So, again, who is to blame? Will the Republican controlled House of Representatives blame the Palestinians and initiate a move to block the half billion dollars of aid America gives the Palestinian Authority? Abbas has already taken steps to counter such an expected initiative by asking the Arab League to make up for American shortfalls. Most observers sympathetic to the Palestinians place the full blame on Netanyahu. And my friend on Saturday evening who belongs probably to the centre, tends to place the primary blame on Netanyahu. Rabbi Dow Marmur casts equal blame for, as he writes, “the Palestinian and Israeli narratives are irreconcilable”. I do not happen to agree with him. The narratives are reconcilable if both parties give up the claim that, “all of the land is ours and ours only”. Both Netanyahu and Abbas have given up that claim. The issue is not that they are not pragmatists, but their pragmatism has drawn red lines in the sand, now specifically over Jerusalem, that need to be bridged but, given both current governments, no one has been able to build the divide on the ground including the experts and committed members of Kerry’s team.

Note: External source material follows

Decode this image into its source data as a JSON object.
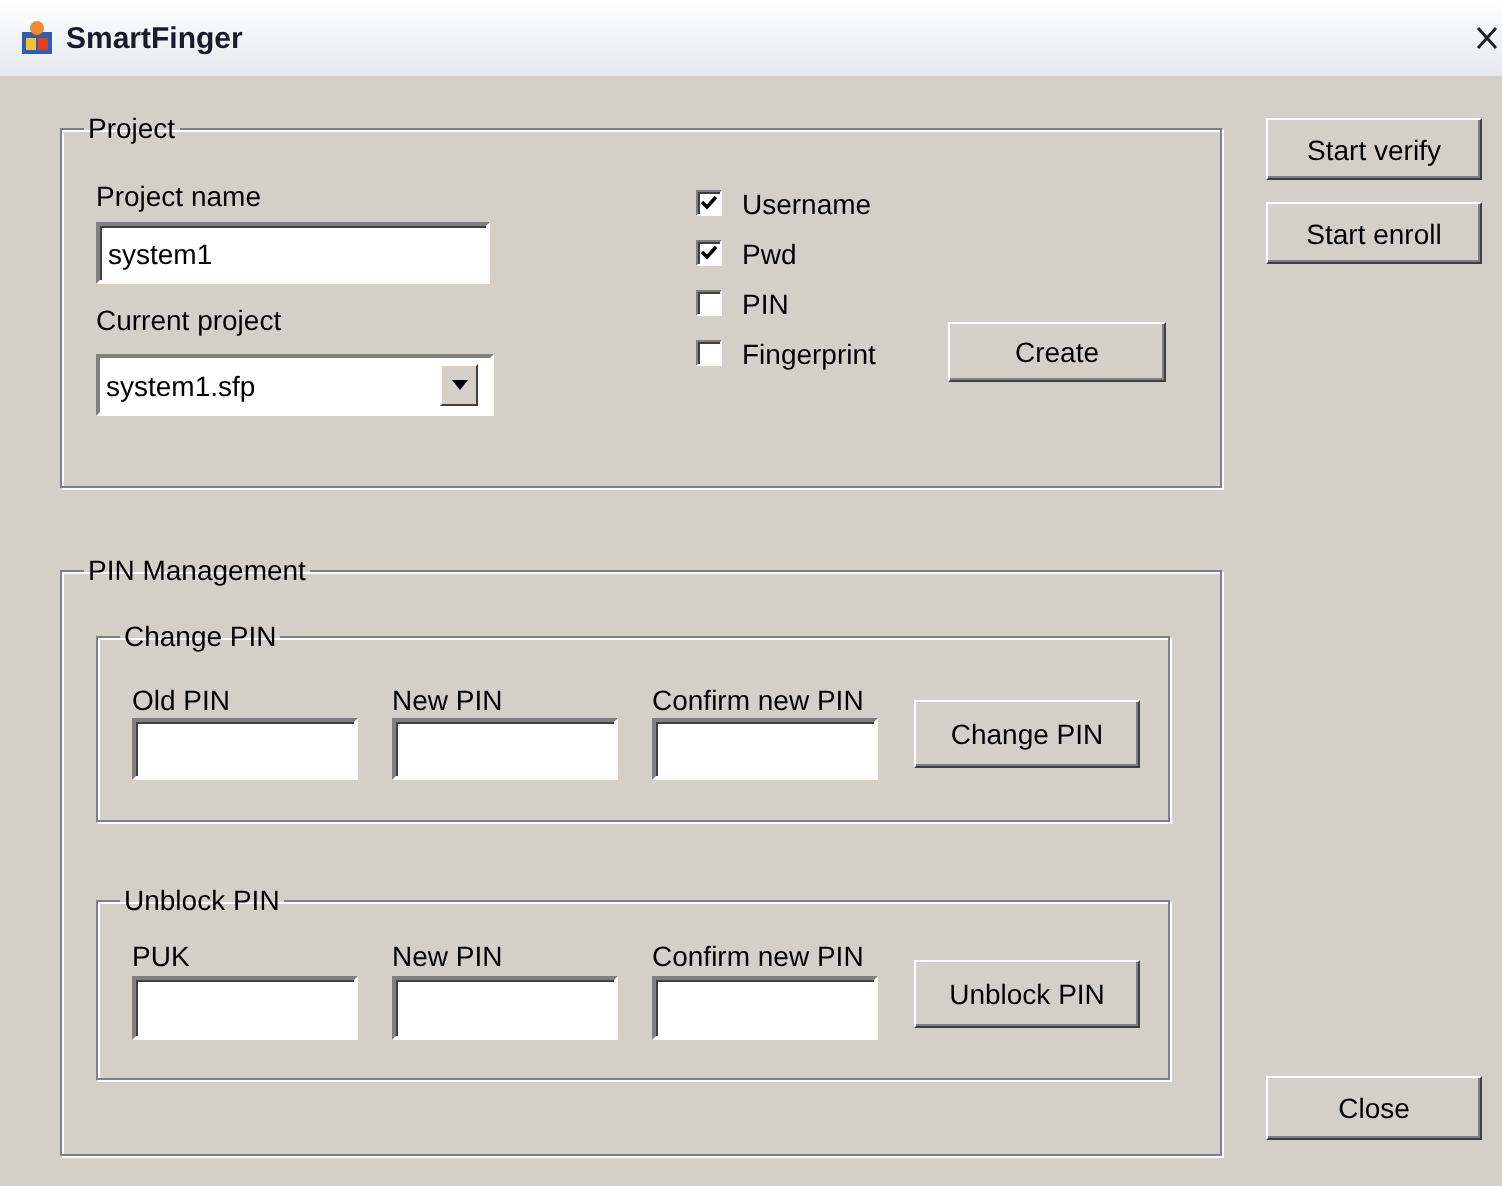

So though pessimistic, my pessimism is shallow compared to Dow’s. I do not believe that either Abbas or Netanyahu is simple engaged in shadow boxing to keep the Americans entertained and off their respective backs. The fact that Livni has not turned on Netanyahu is but one among many clues. Netanyahu’s problem is that he does not carry a divine magic rod and lacks the backing of a transcendent belief and agent. Abbas and Netanyahu, with all their clever political skills – skills that Moses never mastered – lack a mediating formula which would allow them both to go home discontented with the result but delighted there was a result.